[Collection entries]
--- --- ---
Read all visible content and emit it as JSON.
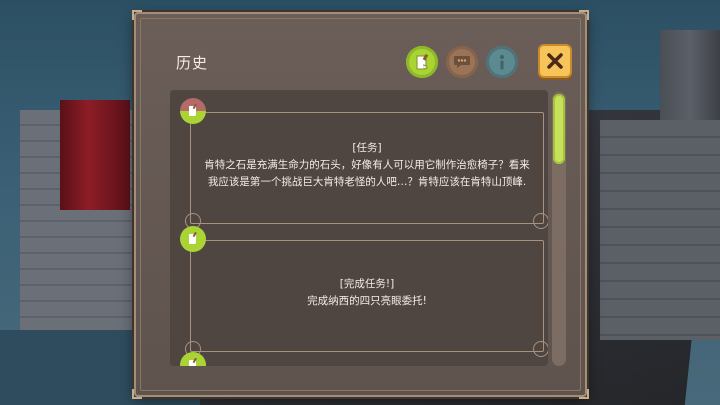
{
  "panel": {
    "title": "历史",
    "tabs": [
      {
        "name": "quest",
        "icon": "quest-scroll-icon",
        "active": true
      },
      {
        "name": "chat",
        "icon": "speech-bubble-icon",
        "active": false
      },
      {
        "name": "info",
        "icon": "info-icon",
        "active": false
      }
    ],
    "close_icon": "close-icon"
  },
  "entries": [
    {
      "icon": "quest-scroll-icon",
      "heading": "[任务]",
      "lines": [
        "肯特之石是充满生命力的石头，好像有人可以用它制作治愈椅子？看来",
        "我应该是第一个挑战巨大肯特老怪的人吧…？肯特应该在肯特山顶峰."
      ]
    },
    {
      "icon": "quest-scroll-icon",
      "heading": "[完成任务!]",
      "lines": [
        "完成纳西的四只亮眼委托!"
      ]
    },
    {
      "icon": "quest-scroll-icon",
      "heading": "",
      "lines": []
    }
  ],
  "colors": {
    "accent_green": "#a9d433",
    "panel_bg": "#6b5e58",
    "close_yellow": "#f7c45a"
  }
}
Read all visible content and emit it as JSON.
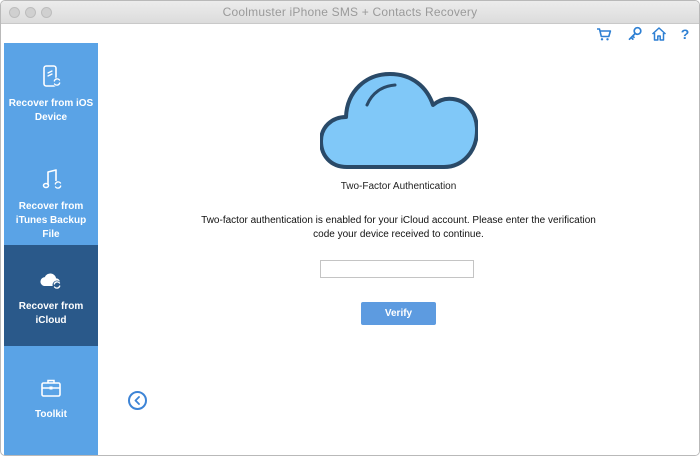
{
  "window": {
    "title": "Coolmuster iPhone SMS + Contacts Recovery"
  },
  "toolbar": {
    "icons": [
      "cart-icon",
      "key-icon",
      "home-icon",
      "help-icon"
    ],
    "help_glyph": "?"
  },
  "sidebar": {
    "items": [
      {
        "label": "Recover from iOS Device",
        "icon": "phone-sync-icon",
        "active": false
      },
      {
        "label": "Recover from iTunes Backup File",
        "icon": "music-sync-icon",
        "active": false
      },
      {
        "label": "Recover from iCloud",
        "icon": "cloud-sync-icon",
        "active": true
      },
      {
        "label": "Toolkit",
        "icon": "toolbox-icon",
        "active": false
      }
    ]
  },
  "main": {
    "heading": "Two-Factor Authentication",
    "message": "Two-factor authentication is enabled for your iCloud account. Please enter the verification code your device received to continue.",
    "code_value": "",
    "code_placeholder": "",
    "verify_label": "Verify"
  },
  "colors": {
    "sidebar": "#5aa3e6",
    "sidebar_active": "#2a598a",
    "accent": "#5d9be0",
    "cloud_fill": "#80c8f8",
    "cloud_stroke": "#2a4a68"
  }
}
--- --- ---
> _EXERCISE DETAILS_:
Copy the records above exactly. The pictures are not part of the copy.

> _EXERCISE RESPONSE_:
Read all visible content and emit it as JSON.
{
  "panel": {
    "title": "历史",
    "tabs": [
      {
        "name": "quest",
        "icon": "quest-scroll-icon",
        "active": true
      },
      {
        "name": "chat",
        "icon": "speech-bubble-icon",
        "active": false
      },
      {
        "name": "info",
        "icon": "info-icon",
        "active": false
      }
    ],
    "close_icon": "close-icon"
  },
  "entries": [
    {
      "icon": "quest-scroll-icon",
      "heading": "[任务]",
      "lines": [
        "肯特之石是充满生命力的石头，好像有人可以用它制作治愈椅子？看来",
        "我应该是第一个挑战巨大肯特老怪的人吧…？肯特应该在肯特山顶峰."
      ]
    },
    {
      "icon": "quest-scroll-icon",
      "heading": "[完成任务!]",
      "lines": [
        "完成纳西的四只亮眼委托!"
      ]
    },
    {
      "icon": "quest-scroll-icon",
      "heading": "",
      "lines": []
    }
  ],
  "colors": {
    "accent_green": "#a9d433",
    "panel_bg": "#6b5e58",
    "close_yellow": "#f7c45a"
  }
}
Read all visible content and emit it as JSON.
{
  "window": {
    "title": "Coolmuster iPhone SMS + Contacts Recovery"
  },
  "toolbar": {
    "icons": [
      "cart-icon",
      "key-icon",
      "home-icon",
      "help-icon"
    ],
    "help_glyph": "?"
  },
  "sidebar": {
    "items": [
      {
        "label": "Recover from iOS Device",
        "icon": "phone-sync-icon",
        "active": false
      },
      {
        "label": "Recover from iTunes Backup File",
        "icon": "music-sync-icon",
        "active": false
      },
      {
        "label": "Recover from iCloud",
        "icon": "cloud-sync-icon",
        "active": true
      },
      {
        "label": "Toolkit",
        "icon": "toolbox-icon",
        "active": false
      }
    ]
  },
  "main": {
    "heading": "Two-Factor Authentication",
    "message": "Two-factor authentication is enabled for your iCloud account. Please enter the verification code your device received to continue.",
    "code_value": "",
    "code_placeholder": "",
    "verify_label": "Verify"
  },
  "colors": {
    "sidebar": "#5aa3e6",
    "sidebar_active": "#2a598a",
    "accent": "#5d9be0",
    "cloud_fill": "#80c8f8",
    "cloud_stroke": "#2a4a68"
  }
}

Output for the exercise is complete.